PROBLEM:
Which lines of the data include the string "requires"? List them all.

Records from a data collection

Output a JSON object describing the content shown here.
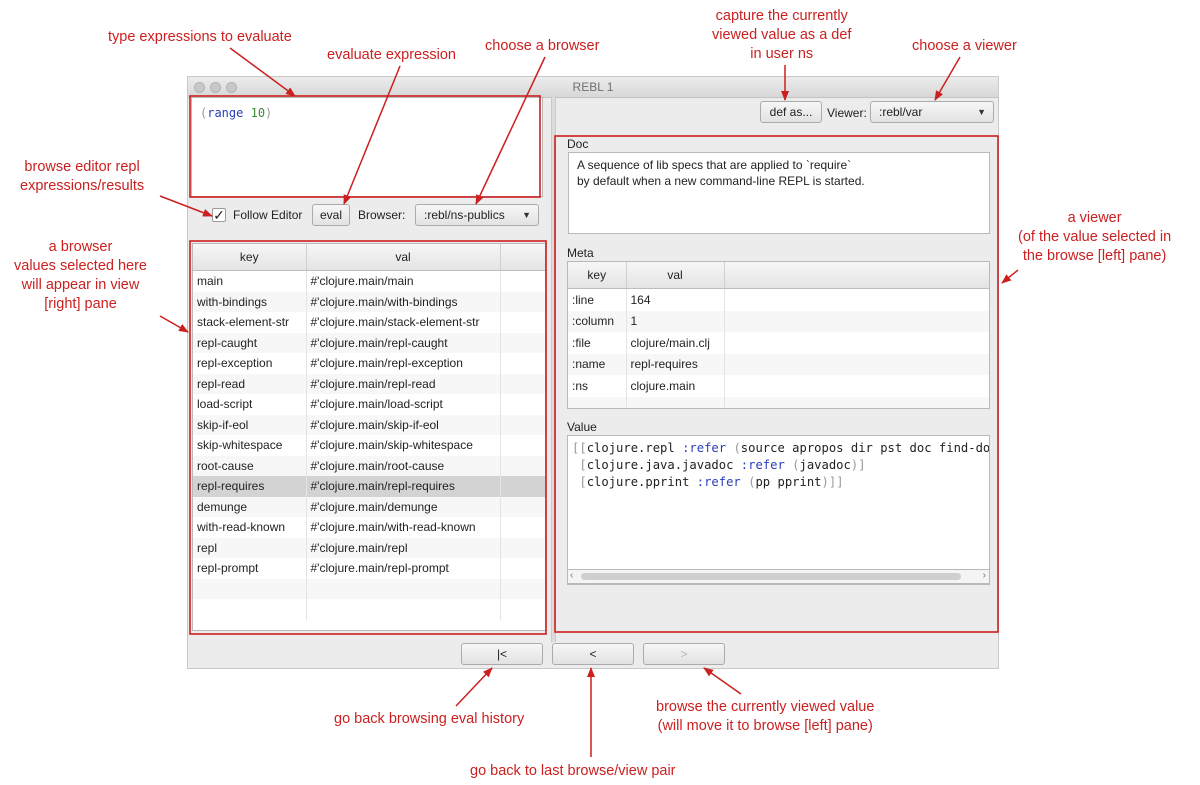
{
  "window": {
    "title": "REBL 1"
  },
  "editor": {
    "paren_open": "(",
    "fn": "range",
    "arg": "10",
    "paren_close": ")"
  },
  "controls": {
    "follow_editor_label": "Follow Editor",
    "follow_editor_checked": true,
    "eval_label": "eval",
    "browser_label": "Browser:",
    "browser_value": ":rebl/ns-publics"
  },
  "browse_table": {
    "columns": [
      "key",
      "val"
    ],
    "selected_index": 10,
    "rows": [
      [
        "main",
        "#'clojure.main/main"
      ],
      [
        "with-bindings",
        "#'clojure.main/with-bindings"
      ],
      [
        "stack-element-str",
        "#'clojure.main/stack-element-str"
      ],
      [
        "repl-caught",
        "#'clojure.main/repl-caught"
      ],
      [
        "repl-exception",
        "#'clojure.main/repl-exception"
      ],
      [
        "repl-read",
        "#'clojure.main/repl-read"
      ],
      [
        "load-script",
        "#'clojure.main/load-script"
      ],
      [
        "skip-if-eol",
        "#'clojure.main/skip-if-eol"
      ],
      [
        "skip-whitespace",
        "#'clojure.main/skip-whitespace"
      ],
      [
        "root-cause",
        "#'clojure.main/root-cause"
      ],
      [
        "repl-requires",
        "#'clojure.main/repl-requires"
      ],
      [
        "demunge",
        "#'clojure.main/demunge"
      ],
      [
        "with-read-known",
        "#'clojure.main/with-read-known"
      ],
      [
        "repl",
        "#'clojure.main/repl"
      ],
      [
        "repl-prompt",
        "#'clojure.main/repl-prompt"
      ]
    ]
  },
  "viewer_bar": {
    "def_as_label": "def as...",
    "viewer_label": "Viewer:",
    "viewer_value": ":rebl/var"
  },
  "doc": {
    "label": "Doc",
    "line1": "A sequence of lib specs that are applied to `require`",
    "line2": "by default when a new command-line REPL is started."
  },
  "meta": {
    "label": "Meta",
    "columns": [
      "key",
      "val"
    ],
    "rows": [
      [
        ":line",
        "164"
      ],
      [
        ":column",
        "1"
      ],
      [
        ":file",
        "clojure/main.clj"
      ],
      [
        ":name",
        "repl-requires"
      ],
      [
        ":ns",
        "clojure.main"
      ]
    ]
  },
  "value": {
    "label": "Value",
    "lines": [
      [
        [
          "br",
          "[["
        ],
        [
          "t",
          "clojure.repl "
        ],
        [
          "kw",
          ":refer "
        ],
        [
          "br",
          "("
        ],
        [
          "t",
          "source apropos dir pst doc find-doc"
        ],
        [
          "br",
          ")]"
        ]
      ],
      [
        [
          "t",
          " "
        ],
        [
          "br",
          "["
        ],
        [
          "t",
          "clojure.java.javadoc "
        ],
        [
          "kw",
          ":refer "
        ],
        [
          "br",
          "("
        ],
        [
          "t",
          "javadoc"
        ],
        [
          "br",
          ")]"
        ]
      ],
      [
        [
          "t",
          " "
        ],
        [
          "br",
          "["
        ],
        [
          "t",
          "clojure.pprint "
        ],
        [
          "kw",
          ":refer "
        ],
        [
          "br",
          "("
        ],
        [
          "t",
          "pp pprint"
        ],
        [
          "br",
          ")]]"
        ]
      ]
    ]
  },
  "nav": {
    "first_label": "|<",
    "back_label": "<",
    "forward_label": ">"
  },
  "annotations": {
    "type_expr": "type expressions to evaluate",
    "eval_expr": "evaluate expression",
    "choose_browser": "choose a browser",
    "capture_1": "capture the currently",
    "capture_2": "viewed value as a def",
    "capture_3": "in user ns",
    "choose_viewer": "choose a viewer",
    "browse_editor_1": "browse editor repl",
    "browse_editor_2": "expressions/results",
    "browser_1": "a browser",
    "browser_2": "values selected here",
    "browser_3": "will appear in view",
    "browser_4": "[right] pane",
    "viewer_1": "a viewer",
    "viewer_2": "(of the value selected in",
    "viewer_3": "the browse [left] pane)",
    "go_back_history": "go back browsing eval history",
    "browse_current_1": "browse the currently viewed value",
    "browse_current_2": "(will move it to browse [left] pane)",
    "go_back_pair": "go back to last browse/view pair"
  },
  "colors": {
    "annotation": "#cc1f1f",
    "selected_row": "#d3d3d3",
    "keyword": "#2a3dbb",
    "number": "#3b8c3b"
  }
}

ANSWER AREA:
        "repl-requires",
        "#'clojure.main/repl-requires"
        "repl-requires"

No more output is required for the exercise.